• **RECORDS FOR THE TASK**
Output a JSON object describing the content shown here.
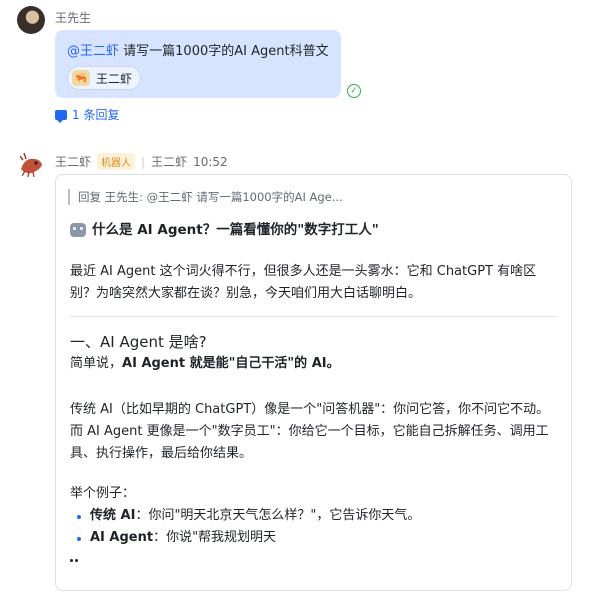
{
  "user_message": {
    "sender": "王先生",
    "mention": "@王二虾",
    "text": "请写一篇1000字的AI Agent科普文",
    "chip_label": "王二虾",
    "reply_link": "1 条回复"
  },
  "bot_message": {
    "sender": "王二虾",
    "badge": "机器人",
    "meta_name": "王二虾",
    "time": "10:52",
    "quote": "回复 王先生: @王二虾 请写一篇1000字的AI Age...",
    "title": "什么是 AI Agent？一篇看懂你的\"数字打工人\"",
    "intro": "最近 AI Agent 这个词火得不行，但很多人还是一头雾水：它和 ChatGPT 有啥区别？为啥突然大家都在谈？别急，今天咱们用大白话聊明白。",
    "section_heading": "一、AI Agent 是啥?",
    "simple_prefix": "简单说，",
    "simple_bold": "AI Agent 就是能\"自己干活\"的 AI。",
    "compare_text": "传统 AI（比如早期的 ChatGPT）像是一个\"问答机器\"：你问它答，你不问它不动。而 AI Agent 更像是一个\"数字员工\"：你给它一个目标，它能自己拆解任务、调用工具、执行操作，最后给你结果。",
    "example_label": "举个例子：",
    "examples": [
      {
        "term": "传统 AI",
        "text": "：你问\"明天北京天气怎么样？\"，它告诉你天气。"
      },
      {
        "term": "AI Agent",
        "text": "：你说\"帮我规划明天"
      }
    ]
  },
  "colors": {
    "accent": "#2468f2",
    "bubble": "#d6e4ff",
    "read_check": "#34a853",
    "bot_badge": "#d98d16"
  },
  "icons": [
    "user-avatar",
    "bot-avatar",
    "read-check-icon",
    "reply-icon",
    "robot-emoji-icon"
  ]
}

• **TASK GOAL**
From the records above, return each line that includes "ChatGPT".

• **ANSWER TO THIS TASK**
    "intro": "最近 AI Agent 这个词火得不行，但很多人还是一头雾水：它和 ChatGPT 有啥区别？为啥突然大家都在谈？别急，今天咱们用大白话聊明白。",
    "compare_text": "传统 AI（比如早期的 ChatGPT）像是一个\"问答机器\"：你问它答，你不问它不动。而 AI Agent 更像是一个\"数字员工\"：你给它一个目标，它能自己拆解任务、调用工具、执行操作，最后给你结果。",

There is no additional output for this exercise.